(ENTRIES PROVIDED)

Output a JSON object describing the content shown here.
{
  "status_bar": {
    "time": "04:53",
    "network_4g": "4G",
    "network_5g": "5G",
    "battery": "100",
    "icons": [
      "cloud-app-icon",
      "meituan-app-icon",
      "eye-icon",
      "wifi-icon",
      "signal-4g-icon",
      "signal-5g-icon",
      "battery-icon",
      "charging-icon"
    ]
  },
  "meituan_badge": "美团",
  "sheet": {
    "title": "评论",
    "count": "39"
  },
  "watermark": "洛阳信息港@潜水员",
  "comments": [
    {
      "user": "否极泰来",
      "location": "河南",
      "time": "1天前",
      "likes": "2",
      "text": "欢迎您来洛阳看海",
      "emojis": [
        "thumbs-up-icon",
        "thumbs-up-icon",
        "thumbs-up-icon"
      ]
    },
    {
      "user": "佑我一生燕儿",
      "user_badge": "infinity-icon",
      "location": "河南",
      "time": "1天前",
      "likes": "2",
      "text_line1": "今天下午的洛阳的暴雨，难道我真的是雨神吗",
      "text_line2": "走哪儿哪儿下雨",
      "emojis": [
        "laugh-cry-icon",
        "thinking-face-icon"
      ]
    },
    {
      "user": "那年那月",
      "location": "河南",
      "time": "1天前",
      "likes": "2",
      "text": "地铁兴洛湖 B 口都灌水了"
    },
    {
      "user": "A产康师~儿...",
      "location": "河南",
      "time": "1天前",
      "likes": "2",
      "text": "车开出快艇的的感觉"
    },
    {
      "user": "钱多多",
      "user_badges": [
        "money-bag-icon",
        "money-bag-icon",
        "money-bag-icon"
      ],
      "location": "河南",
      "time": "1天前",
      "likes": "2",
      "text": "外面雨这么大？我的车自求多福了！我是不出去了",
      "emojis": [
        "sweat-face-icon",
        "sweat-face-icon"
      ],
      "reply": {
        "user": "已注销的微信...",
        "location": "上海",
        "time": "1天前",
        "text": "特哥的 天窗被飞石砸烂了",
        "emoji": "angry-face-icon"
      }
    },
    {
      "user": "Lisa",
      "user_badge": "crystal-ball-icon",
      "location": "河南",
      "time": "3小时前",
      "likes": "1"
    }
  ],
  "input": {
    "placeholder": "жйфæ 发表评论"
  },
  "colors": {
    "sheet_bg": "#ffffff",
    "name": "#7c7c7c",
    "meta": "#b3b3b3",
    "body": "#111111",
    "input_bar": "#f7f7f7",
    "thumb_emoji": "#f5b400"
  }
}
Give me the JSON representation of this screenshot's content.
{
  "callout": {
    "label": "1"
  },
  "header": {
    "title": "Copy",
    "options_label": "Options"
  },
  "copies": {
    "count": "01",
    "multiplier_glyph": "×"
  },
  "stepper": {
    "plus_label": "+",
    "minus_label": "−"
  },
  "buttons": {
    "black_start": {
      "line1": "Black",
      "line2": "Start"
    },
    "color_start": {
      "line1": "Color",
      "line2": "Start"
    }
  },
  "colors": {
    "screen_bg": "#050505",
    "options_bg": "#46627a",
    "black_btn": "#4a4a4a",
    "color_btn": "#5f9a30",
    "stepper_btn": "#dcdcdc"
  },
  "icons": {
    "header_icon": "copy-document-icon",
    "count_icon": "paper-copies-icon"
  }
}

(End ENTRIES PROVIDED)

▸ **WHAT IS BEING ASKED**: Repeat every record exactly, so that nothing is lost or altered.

▸ **RESULT BELOW**:
Output a JSON object describing the content shown here.
{
  "status_bar": {
    "time": "04:53",
    "network_4g": "4G",
    "network_5g": "5G",
    "battery": "100",
    "icons": [
      "cloud-app-icon",
      "meituan-app-icon",
      "eye-icon",
      "wifi-icon",
      "signal-4g-icon",
      "signal-5g-icon",
      "battery-icon",
      "charging-icon"
    ]
  },
  "meituan_badge": "美团",
  "sheet": {
    "title": "评论",
    "count": "39"
  },
  "watermark": "洛阳信息港@潜水员",
  "comments": [
    {
      "user": "否极泰来",
      "location": "河南",
      "time": "1天前",
      "likes": "2",
      "text": "欢迎您来洛阳看海",
      "emojis": [
        "thumbs-up-icon",
        "thumbs-up-icon",
        "thumbs-up-icon"
      ]
    },
    {
      "user": "佑我一生燕儿",
      "user_badge": "infinity-icon",
      "location": "河南",
      "time": "1天前",
      "likes": "2",
      "text_line1": "今天下午的洛阳的暴雨，难道我真的是雨神吗",
      "text_line2": "走哪儿哪儿下雨",
      "emojis": [
        "laugh-cry-icon",
        "thinking-face-icon"
      ]
    },
    {
      "user": "那年那月",
      "location": "河南",
      "time": "1天前",
      "likes": "2",
      "text": "地铁兴洛湖 B 口都灌水了"
    },
    {
      "user": "A产康师~儿...",
      "location": "河南",
      "time": "1天前",
      "likes": "2",
      "text": "车开出快艇的的感觉"
    },
    {
      "user": "钱多多",
      "user_badges": [
        "money-bag-icon",
        "money-bag-icon",
        "money-bag-icon"
      ],
      "location": "河南",
      "time": "1天前",
      "likes": "2",
      "text": "外面雨这么大？我的车自求多福了！我是不出去了",
      "emojis": [
        "sweat-face-icon",
        "sweat-face-icon"
      ],
      "reply": {
        "user": "已注销的微信...",
        "location": "上海",
        "time": "1天前",
        "text": "特哥的 天窗被飞石砸烂了",
        "emoji": "angry-face-icon"
      }
    },
    {
      "user": "Lisa",
      "user_badge": "crystal-ball-icon",
      "location": "河南",
      "time": "3小时前",
      "likes": "1"
    }
  ],
  "input": {
    "placeholder": "жйфæ 发表评论"
  },
  "colors": {
    "sheet_bg": "#ffffff",
    "name": "#7c7c7c",
    "meta": "#b3b3b3",
    "body": "#111111",
    "input_bar": "#f7f7f7",
    "thumb_emoji": "#f5b400"
  }
}
Give me the JSON representation of this screenshot's content.
{
  "callout": {
    "label": "1"
  },
  "header": {
    "title": "Copy",
    "options_label": "Options"
  },
  "copies": {
    "count": "01",
    "multiplier_glyph": "×"
  },
  "stepper": {
    "plus_label": "+",
    "minus_label": "−"
  },
  "buttons": {
    "black_start": {
      "line1": "Black",
      "line2": "Start"
    },
    "color_start": {
      "line1": "Color",
      "line2": "Start"
    }
  },
  "colors": {
    "screen_bg": "#050505",
    "options_bg": "#46627a",
    "black_btn": "#4a4a4a",
    "color_btn": "#5f9a30",
    "stepper_btn": "#dcdcdc"
  },
  "icons": {
    "header_icon": "copy-document-icon",
    "count_icon": "paper-copies-icon"
  }
}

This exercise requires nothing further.